# What the task requires:
Where a line of the listing below holds "title", add it to the tally; give only the final number.

# Data for review:
_____

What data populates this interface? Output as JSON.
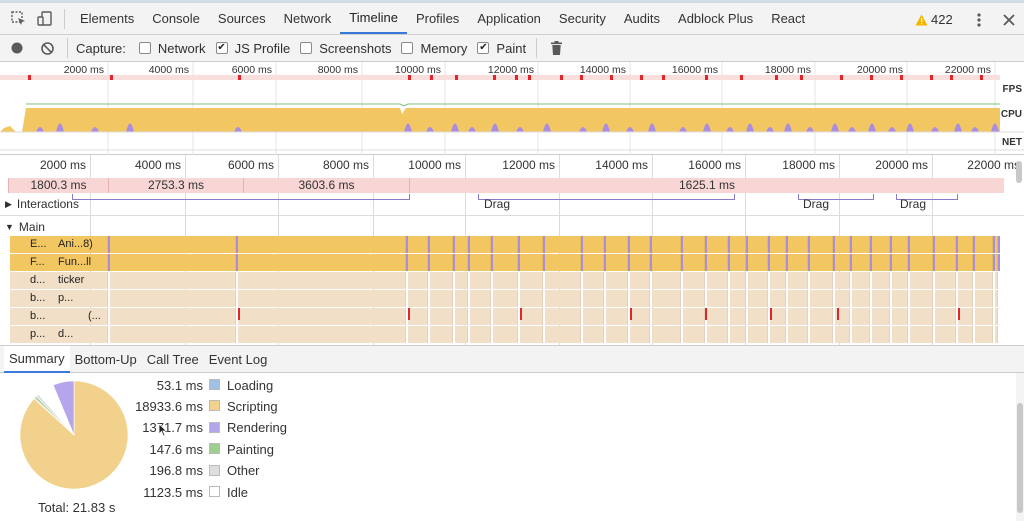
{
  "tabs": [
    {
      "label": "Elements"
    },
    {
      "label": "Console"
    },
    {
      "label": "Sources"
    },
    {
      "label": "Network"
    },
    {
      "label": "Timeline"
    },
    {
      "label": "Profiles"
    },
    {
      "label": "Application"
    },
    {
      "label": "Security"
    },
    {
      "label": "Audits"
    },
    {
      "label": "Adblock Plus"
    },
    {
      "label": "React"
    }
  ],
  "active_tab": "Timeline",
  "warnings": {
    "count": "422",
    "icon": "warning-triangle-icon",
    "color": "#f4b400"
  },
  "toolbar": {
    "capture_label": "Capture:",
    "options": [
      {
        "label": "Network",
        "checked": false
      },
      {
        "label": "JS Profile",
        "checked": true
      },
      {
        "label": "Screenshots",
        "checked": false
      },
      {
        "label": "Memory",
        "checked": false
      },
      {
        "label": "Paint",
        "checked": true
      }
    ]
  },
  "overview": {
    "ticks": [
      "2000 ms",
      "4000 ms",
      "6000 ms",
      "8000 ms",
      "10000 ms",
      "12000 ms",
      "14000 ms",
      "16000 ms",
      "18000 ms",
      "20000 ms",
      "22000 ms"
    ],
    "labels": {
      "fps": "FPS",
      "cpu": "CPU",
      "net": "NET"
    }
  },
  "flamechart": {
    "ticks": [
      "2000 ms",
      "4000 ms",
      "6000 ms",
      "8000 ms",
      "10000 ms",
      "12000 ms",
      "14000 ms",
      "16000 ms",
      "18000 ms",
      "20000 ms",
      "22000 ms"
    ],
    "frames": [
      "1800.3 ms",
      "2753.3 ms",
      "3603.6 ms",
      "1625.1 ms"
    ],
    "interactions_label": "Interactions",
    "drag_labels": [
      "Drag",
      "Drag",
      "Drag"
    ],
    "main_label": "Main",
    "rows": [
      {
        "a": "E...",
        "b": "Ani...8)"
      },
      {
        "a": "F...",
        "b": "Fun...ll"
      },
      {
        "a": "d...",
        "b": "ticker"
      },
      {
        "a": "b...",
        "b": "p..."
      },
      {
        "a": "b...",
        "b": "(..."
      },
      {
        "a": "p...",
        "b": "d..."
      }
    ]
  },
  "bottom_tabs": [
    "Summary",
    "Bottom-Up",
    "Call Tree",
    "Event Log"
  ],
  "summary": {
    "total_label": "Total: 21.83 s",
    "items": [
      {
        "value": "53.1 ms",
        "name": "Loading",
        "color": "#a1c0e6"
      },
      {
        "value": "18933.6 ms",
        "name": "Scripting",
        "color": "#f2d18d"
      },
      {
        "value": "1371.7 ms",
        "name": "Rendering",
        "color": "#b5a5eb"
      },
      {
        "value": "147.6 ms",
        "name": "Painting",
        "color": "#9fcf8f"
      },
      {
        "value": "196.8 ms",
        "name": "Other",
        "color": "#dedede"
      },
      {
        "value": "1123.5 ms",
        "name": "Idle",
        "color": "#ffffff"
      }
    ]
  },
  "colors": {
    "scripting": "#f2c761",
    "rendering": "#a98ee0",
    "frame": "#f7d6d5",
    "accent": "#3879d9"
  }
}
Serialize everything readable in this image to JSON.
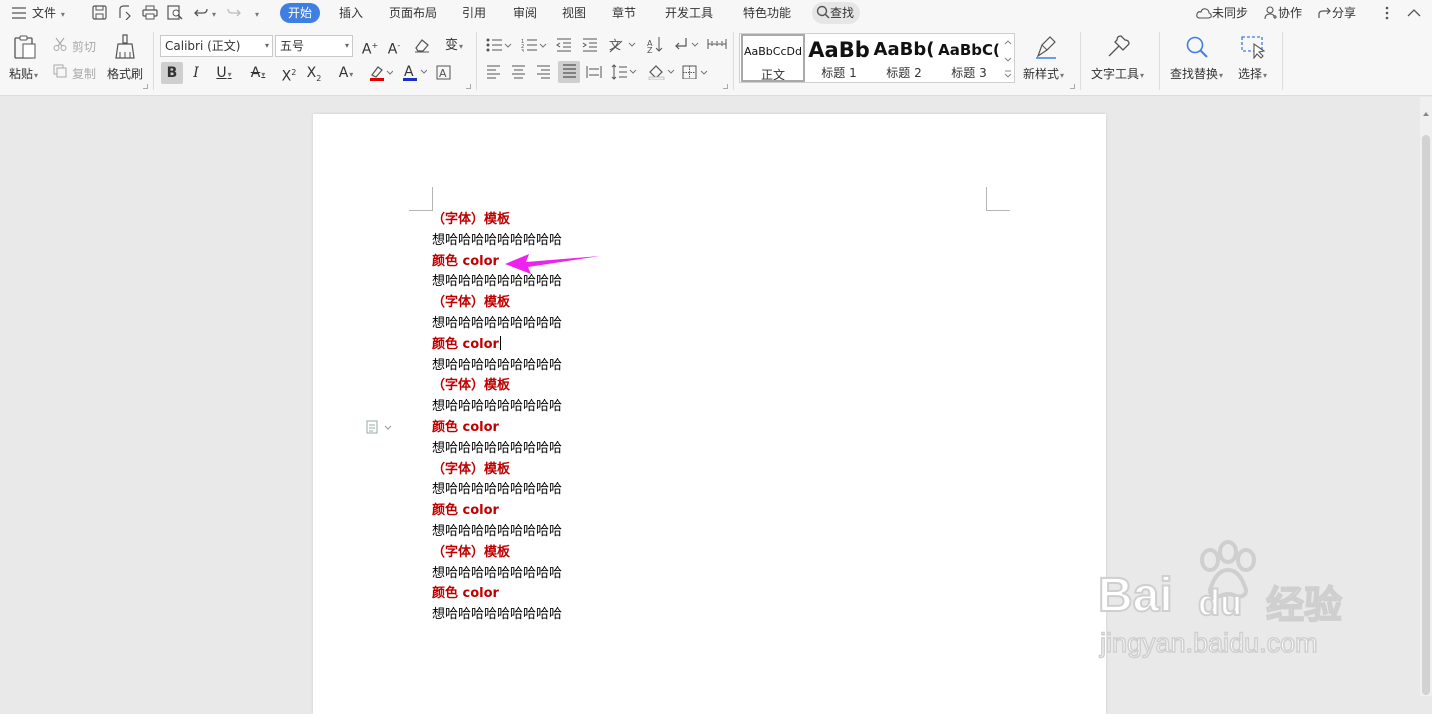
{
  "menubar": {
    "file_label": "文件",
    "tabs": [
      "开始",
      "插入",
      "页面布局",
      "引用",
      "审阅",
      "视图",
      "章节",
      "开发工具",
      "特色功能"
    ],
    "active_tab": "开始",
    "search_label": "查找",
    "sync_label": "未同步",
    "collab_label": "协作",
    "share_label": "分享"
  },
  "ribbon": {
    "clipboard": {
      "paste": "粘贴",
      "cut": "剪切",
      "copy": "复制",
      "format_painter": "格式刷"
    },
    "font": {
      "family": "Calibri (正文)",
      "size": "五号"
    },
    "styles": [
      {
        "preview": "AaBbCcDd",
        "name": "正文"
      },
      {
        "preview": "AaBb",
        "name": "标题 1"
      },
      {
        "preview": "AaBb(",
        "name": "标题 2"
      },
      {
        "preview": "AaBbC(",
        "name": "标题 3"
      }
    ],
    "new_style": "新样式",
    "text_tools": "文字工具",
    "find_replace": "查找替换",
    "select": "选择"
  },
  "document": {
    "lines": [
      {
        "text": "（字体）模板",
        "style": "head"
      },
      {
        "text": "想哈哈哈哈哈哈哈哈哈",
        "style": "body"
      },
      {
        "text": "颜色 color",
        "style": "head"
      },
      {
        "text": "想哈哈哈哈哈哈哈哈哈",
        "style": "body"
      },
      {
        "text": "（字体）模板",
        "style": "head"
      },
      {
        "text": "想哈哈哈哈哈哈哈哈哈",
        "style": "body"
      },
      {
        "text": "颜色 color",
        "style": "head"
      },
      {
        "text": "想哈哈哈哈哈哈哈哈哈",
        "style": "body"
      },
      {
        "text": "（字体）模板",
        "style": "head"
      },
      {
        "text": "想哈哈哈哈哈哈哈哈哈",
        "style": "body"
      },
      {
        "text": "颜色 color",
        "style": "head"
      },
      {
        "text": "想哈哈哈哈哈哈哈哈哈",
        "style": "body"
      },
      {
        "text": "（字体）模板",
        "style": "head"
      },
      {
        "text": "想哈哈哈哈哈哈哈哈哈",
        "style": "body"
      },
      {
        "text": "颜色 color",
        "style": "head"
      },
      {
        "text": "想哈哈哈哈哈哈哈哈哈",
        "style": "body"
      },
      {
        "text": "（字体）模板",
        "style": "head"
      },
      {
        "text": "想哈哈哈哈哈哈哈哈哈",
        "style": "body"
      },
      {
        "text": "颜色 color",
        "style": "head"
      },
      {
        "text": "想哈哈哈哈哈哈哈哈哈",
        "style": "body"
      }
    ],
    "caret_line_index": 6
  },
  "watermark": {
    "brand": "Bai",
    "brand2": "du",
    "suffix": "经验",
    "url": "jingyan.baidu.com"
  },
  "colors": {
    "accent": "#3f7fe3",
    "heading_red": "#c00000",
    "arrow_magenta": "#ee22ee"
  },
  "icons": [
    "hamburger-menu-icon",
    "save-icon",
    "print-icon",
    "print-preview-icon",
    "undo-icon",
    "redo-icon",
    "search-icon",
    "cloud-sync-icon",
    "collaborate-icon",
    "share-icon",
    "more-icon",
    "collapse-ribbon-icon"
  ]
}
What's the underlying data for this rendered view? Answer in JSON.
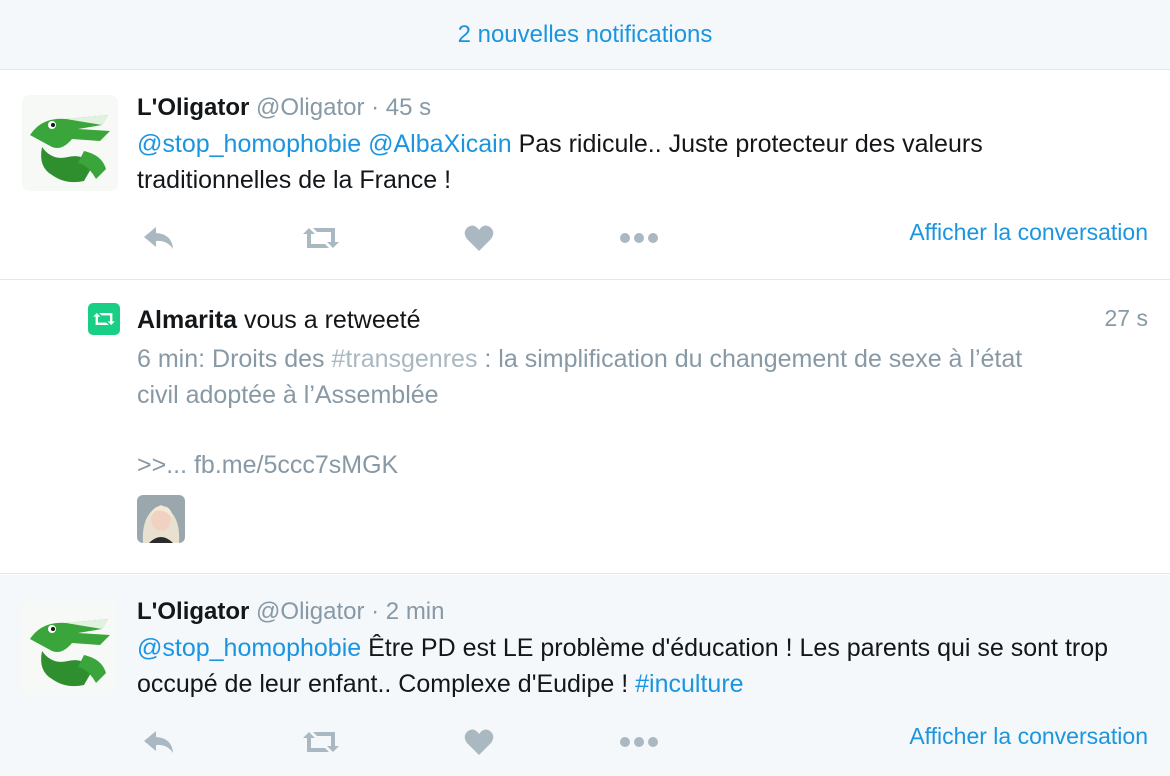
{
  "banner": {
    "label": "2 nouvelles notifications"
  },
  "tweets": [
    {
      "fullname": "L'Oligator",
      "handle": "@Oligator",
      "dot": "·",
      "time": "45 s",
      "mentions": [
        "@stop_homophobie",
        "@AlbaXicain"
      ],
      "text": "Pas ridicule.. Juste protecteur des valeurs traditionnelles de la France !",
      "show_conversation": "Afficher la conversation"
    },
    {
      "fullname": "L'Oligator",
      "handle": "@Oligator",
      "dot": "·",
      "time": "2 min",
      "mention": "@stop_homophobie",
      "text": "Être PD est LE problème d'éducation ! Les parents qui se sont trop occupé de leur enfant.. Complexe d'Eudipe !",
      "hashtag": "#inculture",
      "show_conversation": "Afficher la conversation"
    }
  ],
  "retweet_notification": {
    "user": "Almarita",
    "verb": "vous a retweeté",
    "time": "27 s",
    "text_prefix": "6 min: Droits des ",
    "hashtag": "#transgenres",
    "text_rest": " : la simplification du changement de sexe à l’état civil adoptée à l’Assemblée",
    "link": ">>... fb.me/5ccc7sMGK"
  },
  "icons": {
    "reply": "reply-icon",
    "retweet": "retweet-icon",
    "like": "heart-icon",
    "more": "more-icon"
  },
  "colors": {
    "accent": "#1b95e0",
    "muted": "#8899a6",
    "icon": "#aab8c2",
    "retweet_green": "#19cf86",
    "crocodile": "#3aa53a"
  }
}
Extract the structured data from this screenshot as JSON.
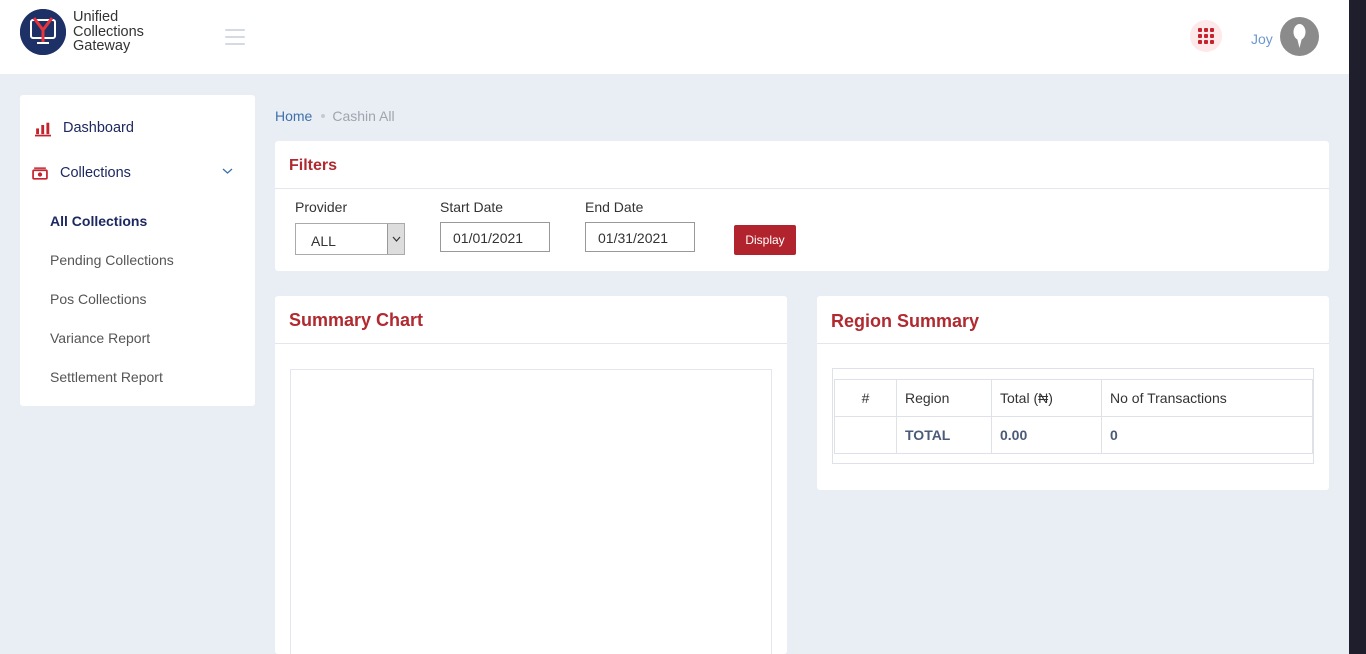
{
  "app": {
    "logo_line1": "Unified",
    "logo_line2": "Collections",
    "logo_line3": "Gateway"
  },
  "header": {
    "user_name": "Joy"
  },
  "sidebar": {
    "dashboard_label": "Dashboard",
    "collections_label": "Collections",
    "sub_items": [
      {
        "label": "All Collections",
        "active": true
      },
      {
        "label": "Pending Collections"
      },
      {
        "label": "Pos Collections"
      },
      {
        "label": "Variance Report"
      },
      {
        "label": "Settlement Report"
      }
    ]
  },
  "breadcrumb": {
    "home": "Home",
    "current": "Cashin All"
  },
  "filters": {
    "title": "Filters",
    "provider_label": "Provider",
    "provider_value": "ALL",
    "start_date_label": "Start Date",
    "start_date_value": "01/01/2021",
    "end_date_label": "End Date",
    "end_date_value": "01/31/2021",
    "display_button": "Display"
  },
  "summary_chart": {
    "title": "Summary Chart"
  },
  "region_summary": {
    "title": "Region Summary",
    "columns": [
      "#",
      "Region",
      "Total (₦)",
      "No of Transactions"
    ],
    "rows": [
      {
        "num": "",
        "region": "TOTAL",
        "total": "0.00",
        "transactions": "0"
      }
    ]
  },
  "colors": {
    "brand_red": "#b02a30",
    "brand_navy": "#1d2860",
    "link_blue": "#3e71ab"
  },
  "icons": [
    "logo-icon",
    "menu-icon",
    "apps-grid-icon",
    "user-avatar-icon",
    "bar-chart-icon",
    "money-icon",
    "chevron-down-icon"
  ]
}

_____

# Response area:
3